In 1967 the University Museum of the University of Pennsylvania filmed a 27-minute movie about archaeological work in Jordan and the West Bank. “The Book and the Spade” gives a general introduction to the value and discipline of archaeology, which includes footage of important biblical sites that are not usually on the itinerary of visitors today, including Hebron, Shechem, and Samaria.
The film naturally focuses more on the excavations sponsored by the University of Pennsylvania, Gibeon and Tell es-Saidiyeh. The latter site is the subject of the second half, and the one who is patient is rewarded with shots of the on-going excavations and an interview with the archaeologist James B. Pritchard. Pritchard is probably best known today for his three editions of Ancient Near Eastern Texts, but he made significant contributions in his excavations of Gibeon (1956-62) and Tell es-Saidiyeh (1964-67). The film also documents the construction of a mudbrick house. Though the movie was slow-moving by today’s standards, I enjoyed seeing many sites the way they were 40 years ago. You can see the contrast of the excavations in the film with a recent photo below.
Other University of Pennsylvania films that may be of interest to readers of this blog include:

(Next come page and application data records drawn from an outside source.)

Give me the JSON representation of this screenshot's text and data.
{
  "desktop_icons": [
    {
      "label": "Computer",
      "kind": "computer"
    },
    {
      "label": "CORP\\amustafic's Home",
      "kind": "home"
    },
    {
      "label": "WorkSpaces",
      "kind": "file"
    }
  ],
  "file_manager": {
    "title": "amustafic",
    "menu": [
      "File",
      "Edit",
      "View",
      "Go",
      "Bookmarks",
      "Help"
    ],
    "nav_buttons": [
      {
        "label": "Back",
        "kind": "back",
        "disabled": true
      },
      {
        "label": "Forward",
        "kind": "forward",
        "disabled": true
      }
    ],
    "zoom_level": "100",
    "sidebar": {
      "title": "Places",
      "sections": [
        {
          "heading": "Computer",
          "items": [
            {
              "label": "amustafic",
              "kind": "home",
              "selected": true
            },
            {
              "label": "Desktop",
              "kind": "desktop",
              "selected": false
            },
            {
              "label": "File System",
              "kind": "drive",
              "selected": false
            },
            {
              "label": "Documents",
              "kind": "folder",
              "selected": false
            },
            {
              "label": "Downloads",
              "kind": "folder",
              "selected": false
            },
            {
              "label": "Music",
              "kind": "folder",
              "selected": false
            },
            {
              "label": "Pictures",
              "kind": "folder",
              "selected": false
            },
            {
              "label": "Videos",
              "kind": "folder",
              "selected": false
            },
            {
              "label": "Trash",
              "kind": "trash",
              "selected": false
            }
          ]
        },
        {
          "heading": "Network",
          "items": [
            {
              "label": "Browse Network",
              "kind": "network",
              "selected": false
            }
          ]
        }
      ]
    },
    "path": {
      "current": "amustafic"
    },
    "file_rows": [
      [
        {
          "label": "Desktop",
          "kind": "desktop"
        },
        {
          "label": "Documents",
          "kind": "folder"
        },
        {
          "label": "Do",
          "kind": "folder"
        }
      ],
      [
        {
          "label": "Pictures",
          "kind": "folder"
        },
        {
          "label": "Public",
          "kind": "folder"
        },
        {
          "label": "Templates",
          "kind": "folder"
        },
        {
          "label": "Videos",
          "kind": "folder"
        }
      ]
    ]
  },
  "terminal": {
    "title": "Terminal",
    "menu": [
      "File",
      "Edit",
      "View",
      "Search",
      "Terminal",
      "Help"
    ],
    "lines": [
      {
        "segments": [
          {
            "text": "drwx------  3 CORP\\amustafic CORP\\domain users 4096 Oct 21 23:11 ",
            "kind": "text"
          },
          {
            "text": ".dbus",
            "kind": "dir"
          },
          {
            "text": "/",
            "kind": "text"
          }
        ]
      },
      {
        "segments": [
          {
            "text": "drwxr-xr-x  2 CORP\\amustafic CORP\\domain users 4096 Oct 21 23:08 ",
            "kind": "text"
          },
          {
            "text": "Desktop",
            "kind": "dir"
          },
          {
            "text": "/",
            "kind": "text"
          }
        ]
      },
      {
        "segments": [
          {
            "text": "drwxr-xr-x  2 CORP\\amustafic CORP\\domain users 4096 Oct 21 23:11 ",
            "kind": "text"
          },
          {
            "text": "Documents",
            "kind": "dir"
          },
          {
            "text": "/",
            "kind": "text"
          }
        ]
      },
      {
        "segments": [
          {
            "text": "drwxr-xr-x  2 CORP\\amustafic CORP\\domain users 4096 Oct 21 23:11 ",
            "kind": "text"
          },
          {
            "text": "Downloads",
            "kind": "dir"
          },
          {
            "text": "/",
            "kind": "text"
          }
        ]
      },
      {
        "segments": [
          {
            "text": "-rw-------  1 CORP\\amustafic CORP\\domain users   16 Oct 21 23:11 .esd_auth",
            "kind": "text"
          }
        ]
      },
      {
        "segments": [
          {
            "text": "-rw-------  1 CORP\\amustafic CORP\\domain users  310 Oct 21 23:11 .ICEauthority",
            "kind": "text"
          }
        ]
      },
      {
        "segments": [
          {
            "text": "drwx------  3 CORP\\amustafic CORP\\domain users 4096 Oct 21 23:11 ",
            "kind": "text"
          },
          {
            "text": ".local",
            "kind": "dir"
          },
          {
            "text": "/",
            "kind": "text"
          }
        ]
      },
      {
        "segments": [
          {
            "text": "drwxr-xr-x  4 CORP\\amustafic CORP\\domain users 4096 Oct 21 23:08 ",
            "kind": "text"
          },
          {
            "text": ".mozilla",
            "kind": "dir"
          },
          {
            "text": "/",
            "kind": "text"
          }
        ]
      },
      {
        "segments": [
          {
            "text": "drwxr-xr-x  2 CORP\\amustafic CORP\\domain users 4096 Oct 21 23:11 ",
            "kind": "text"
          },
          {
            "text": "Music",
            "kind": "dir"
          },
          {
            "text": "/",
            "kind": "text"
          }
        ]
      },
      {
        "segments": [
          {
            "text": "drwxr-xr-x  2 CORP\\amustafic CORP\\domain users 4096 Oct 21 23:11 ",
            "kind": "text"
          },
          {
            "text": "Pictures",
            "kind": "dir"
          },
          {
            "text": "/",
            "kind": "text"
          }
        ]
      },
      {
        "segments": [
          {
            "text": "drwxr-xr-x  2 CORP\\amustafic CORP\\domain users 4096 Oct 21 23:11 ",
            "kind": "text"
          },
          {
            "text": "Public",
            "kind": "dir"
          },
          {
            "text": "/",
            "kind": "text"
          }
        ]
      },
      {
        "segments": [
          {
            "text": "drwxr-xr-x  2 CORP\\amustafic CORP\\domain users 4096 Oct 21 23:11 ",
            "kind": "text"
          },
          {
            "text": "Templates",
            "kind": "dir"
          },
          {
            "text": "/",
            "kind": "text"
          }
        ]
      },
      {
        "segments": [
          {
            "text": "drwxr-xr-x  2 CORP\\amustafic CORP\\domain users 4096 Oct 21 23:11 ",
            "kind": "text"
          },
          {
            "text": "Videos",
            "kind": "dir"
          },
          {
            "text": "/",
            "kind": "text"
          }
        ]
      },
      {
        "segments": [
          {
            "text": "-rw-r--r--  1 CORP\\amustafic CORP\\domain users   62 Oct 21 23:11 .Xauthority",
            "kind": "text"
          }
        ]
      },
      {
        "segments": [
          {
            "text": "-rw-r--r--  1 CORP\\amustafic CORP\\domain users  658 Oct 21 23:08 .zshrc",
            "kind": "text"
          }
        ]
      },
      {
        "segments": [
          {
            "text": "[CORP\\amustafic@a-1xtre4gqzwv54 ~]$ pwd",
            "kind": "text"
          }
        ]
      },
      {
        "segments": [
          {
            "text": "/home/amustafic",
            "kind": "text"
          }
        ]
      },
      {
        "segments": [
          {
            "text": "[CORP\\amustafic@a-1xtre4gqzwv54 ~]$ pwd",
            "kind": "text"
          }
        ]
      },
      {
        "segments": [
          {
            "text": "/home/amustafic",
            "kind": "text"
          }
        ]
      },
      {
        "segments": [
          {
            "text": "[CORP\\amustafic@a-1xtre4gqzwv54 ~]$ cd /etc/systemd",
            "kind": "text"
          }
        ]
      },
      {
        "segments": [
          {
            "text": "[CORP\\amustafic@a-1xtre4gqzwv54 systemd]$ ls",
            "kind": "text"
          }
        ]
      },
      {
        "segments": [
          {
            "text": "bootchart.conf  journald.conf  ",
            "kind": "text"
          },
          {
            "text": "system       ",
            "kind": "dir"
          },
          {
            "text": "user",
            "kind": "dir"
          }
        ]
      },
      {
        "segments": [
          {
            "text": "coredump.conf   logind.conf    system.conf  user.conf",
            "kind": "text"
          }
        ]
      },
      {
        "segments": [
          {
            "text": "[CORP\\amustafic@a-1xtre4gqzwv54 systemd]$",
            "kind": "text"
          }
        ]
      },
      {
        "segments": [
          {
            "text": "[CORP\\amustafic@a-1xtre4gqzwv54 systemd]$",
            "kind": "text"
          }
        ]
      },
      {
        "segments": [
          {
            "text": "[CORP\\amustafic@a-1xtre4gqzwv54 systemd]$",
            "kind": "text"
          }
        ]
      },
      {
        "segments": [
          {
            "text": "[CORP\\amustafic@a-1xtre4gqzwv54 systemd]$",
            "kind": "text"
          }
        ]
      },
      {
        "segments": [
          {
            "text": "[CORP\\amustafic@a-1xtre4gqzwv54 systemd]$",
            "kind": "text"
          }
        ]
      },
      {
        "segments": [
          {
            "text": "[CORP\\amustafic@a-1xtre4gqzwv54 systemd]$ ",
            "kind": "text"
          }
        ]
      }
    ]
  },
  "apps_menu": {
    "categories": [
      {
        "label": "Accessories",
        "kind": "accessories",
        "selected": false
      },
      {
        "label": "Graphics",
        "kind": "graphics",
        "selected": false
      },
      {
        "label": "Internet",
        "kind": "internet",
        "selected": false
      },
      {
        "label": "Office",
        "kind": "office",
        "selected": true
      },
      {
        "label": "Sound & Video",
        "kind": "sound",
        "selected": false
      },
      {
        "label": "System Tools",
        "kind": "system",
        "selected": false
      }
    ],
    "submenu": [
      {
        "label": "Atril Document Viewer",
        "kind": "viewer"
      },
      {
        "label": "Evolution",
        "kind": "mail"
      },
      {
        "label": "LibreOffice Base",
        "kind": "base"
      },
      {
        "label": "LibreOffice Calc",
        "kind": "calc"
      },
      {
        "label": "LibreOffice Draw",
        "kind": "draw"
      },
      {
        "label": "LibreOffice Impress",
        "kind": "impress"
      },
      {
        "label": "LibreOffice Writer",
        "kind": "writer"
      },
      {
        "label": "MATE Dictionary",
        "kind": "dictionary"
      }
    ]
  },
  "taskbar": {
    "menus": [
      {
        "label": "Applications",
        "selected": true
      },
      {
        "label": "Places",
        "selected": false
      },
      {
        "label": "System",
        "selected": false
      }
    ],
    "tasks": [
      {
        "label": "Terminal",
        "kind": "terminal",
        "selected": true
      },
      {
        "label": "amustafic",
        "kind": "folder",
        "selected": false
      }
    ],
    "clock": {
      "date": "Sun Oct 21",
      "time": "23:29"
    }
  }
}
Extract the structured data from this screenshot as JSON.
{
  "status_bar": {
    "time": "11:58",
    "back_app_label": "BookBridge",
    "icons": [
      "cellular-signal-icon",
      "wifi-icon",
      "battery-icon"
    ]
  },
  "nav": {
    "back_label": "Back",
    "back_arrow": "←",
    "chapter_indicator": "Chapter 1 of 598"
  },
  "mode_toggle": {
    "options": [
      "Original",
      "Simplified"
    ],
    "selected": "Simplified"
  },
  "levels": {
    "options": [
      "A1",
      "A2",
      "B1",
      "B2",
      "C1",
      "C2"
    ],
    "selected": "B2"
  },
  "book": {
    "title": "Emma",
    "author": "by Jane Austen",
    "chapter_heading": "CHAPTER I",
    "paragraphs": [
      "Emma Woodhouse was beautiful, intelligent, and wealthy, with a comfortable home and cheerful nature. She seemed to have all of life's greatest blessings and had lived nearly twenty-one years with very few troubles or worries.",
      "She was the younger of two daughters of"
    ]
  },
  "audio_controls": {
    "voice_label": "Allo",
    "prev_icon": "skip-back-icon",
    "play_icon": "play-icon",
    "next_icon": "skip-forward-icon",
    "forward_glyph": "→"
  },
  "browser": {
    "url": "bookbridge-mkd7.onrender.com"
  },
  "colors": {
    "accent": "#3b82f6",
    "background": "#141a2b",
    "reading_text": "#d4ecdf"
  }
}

Ancient Earth: Making History Everlasting (1940)
Windows on the Past (1967)
HT: Ferrell Jenkins and Gordon Govier